* Material for this task:
● ● ● ● ●
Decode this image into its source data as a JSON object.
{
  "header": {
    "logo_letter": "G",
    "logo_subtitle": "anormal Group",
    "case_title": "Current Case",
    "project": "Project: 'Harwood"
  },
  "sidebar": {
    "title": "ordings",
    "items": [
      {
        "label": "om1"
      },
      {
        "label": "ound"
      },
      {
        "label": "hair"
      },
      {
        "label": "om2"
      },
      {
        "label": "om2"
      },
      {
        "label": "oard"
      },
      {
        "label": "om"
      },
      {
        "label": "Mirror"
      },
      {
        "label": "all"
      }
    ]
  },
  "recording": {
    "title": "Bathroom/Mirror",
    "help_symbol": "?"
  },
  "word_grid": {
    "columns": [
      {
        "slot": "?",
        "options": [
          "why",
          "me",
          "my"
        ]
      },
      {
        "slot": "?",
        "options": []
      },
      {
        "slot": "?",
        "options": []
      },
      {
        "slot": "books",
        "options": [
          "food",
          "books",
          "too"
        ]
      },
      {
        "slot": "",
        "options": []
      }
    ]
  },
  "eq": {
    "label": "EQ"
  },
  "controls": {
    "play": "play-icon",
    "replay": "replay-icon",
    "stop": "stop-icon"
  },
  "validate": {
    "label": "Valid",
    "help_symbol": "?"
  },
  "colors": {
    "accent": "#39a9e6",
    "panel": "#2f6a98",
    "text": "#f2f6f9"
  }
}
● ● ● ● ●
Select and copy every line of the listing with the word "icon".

* Solution to this exercise:
    "play": "play-icon",
    "replay": "replay-icon",
    "stop": "stop-icon"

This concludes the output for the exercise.